## Brief
Report every line of the records below that includes the string "nude".

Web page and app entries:
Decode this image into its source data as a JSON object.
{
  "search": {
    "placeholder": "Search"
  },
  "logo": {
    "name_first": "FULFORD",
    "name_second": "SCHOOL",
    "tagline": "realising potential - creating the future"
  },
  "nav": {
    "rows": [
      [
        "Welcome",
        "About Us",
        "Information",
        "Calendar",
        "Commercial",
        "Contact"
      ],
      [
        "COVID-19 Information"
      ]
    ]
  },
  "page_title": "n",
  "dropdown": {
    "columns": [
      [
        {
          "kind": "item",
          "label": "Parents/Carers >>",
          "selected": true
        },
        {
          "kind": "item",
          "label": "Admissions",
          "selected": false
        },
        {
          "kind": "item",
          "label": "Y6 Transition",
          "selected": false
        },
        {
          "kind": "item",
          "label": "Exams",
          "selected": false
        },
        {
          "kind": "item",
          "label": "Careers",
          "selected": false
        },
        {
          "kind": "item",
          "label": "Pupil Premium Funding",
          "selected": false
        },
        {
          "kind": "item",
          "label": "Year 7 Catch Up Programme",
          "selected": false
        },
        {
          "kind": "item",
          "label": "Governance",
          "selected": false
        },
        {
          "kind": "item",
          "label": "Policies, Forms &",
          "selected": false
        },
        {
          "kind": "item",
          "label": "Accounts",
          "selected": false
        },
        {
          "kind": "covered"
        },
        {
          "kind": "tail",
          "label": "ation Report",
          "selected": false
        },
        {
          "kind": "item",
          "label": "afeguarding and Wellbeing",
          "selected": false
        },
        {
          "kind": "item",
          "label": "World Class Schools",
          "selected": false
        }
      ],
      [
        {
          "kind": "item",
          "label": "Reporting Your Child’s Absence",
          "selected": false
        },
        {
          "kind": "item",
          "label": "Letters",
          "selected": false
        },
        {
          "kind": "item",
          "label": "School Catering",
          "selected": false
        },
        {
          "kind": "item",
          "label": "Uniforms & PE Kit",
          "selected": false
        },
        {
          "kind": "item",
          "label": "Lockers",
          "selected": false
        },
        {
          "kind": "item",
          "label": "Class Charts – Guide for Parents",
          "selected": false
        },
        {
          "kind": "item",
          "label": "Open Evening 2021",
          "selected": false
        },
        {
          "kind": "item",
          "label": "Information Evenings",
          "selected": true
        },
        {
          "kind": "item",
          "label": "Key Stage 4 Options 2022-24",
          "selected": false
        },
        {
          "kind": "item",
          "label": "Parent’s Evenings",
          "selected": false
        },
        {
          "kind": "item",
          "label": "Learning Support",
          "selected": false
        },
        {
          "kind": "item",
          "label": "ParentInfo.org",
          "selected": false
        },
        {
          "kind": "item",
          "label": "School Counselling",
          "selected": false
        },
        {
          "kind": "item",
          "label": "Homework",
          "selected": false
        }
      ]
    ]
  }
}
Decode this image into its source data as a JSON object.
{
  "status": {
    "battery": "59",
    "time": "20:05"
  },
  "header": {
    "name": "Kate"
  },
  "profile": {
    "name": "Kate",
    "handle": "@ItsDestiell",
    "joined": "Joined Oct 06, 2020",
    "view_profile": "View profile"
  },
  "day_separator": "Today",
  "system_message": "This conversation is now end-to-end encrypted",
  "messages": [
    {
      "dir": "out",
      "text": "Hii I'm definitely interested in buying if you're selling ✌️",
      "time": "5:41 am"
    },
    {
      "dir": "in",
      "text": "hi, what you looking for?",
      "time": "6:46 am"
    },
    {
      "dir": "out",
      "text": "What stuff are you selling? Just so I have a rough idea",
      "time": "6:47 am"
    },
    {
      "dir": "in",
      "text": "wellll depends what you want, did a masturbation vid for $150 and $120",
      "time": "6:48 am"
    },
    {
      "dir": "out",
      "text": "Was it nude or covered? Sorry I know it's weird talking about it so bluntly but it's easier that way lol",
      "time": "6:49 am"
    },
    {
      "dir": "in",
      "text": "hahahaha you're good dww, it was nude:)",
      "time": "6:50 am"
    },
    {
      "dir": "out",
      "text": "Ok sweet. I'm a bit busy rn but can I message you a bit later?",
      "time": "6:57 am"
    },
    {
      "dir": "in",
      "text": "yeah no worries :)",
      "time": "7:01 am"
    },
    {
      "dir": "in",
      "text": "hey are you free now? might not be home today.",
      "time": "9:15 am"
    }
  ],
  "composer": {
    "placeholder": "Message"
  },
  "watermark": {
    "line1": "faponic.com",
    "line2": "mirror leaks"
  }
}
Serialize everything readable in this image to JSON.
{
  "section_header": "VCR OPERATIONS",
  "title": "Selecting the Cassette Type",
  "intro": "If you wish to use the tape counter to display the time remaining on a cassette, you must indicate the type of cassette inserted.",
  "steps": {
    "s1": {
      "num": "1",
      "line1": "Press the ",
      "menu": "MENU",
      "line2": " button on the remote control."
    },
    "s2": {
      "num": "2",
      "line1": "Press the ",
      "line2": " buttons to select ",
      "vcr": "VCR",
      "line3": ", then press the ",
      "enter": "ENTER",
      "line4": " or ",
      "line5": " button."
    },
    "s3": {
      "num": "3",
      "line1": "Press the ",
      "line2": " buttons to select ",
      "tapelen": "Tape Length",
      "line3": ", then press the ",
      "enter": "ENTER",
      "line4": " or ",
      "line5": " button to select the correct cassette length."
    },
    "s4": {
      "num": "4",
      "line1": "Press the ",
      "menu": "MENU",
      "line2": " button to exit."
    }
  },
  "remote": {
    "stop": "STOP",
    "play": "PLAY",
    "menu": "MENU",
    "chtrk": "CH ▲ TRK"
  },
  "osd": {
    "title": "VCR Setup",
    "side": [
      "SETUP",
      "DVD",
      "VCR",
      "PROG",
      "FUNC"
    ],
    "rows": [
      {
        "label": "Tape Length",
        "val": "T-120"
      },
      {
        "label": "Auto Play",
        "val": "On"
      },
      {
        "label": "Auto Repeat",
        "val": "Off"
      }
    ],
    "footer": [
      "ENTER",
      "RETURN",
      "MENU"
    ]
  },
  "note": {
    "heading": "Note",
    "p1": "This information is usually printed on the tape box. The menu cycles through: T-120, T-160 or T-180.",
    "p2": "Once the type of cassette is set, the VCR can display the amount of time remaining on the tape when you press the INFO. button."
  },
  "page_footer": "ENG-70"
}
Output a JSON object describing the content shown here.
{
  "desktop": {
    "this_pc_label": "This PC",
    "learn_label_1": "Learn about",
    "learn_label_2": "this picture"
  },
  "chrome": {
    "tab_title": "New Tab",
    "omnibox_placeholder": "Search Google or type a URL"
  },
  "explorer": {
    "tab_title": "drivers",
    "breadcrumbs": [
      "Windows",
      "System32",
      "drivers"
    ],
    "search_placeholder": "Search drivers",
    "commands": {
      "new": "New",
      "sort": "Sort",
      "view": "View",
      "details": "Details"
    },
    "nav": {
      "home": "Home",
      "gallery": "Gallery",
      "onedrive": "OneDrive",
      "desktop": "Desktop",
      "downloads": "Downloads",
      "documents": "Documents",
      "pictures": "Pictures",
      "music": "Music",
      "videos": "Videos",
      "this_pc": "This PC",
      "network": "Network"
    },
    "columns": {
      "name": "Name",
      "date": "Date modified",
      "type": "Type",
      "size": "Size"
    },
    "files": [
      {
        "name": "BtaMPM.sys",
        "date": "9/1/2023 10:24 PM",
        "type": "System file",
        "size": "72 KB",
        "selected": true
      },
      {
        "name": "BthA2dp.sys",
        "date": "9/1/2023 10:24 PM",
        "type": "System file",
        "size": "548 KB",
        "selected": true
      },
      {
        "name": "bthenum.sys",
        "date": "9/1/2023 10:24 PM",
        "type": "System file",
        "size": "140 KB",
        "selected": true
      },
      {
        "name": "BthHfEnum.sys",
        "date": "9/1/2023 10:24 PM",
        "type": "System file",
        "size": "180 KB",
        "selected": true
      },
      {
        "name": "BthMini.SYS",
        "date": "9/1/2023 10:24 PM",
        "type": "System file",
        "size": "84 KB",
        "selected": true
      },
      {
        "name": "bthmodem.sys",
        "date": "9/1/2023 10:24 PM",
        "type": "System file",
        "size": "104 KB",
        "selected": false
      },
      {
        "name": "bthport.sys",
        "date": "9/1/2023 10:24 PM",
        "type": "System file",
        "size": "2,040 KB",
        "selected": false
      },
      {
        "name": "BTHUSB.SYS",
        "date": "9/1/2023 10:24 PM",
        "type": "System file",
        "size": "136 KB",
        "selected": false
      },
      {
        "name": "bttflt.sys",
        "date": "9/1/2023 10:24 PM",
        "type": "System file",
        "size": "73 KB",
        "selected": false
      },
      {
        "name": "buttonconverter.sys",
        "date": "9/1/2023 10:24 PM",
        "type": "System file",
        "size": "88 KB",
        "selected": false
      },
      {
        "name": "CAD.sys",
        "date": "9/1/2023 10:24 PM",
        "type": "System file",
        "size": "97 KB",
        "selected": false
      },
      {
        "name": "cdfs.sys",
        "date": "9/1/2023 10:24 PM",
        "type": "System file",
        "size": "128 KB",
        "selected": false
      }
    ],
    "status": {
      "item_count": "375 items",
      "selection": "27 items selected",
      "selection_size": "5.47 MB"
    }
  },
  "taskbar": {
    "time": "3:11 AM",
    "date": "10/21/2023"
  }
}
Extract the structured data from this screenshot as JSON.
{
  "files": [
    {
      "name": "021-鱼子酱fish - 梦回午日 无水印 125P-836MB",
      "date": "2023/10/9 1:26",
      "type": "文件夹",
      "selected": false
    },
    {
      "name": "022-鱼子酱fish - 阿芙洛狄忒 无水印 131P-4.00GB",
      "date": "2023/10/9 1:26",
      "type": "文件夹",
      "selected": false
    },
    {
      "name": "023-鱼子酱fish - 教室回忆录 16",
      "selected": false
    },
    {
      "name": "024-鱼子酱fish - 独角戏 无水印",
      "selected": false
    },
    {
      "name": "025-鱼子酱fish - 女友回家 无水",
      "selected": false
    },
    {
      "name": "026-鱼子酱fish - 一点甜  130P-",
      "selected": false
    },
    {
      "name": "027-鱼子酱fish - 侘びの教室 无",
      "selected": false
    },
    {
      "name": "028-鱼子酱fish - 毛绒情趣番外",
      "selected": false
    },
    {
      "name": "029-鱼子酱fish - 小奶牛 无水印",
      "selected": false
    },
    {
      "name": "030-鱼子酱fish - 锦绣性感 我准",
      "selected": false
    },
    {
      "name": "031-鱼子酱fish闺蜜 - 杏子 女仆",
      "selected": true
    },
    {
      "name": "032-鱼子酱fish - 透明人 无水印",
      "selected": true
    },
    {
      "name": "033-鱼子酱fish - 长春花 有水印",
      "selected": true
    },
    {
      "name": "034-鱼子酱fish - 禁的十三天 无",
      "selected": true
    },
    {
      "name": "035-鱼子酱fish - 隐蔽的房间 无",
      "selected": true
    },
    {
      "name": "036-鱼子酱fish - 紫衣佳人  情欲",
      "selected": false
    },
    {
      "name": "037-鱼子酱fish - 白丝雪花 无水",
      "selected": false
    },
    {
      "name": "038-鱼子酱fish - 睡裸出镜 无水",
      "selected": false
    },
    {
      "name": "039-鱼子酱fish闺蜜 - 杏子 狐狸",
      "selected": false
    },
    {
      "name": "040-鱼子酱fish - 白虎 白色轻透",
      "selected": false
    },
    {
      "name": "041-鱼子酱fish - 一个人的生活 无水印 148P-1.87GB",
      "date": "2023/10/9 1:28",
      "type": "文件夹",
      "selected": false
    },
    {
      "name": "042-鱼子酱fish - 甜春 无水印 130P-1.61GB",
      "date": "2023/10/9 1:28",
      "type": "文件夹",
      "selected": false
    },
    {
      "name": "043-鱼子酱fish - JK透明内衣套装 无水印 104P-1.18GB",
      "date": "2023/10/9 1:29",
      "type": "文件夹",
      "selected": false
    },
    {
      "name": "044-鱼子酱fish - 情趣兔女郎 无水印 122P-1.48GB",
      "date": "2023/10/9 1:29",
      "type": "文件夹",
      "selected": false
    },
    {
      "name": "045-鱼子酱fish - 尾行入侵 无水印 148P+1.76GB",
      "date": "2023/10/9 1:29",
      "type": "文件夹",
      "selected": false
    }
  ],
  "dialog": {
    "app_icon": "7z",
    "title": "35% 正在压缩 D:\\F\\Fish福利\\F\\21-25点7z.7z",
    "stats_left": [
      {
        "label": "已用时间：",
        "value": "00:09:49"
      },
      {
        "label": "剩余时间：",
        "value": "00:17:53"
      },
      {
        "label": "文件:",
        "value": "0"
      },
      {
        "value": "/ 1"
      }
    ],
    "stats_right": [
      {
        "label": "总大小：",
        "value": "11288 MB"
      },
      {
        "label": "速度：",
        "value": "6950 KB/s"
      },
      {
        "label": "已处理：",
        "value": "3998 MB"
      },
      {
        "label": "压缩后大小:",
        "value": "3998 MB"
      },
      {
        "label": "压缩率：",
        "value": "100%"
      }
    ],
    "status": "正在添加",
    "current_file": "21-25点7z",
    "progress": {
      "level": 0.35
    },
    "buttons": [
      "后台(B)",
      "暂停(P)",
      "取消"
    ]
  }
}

## Answer space
      "text": "Was it nude or covered? Sorry I know it's weird talking about it so bluntly but it's easier that way lol",
      "text": "hahahaha you're good dww, it was nude:)",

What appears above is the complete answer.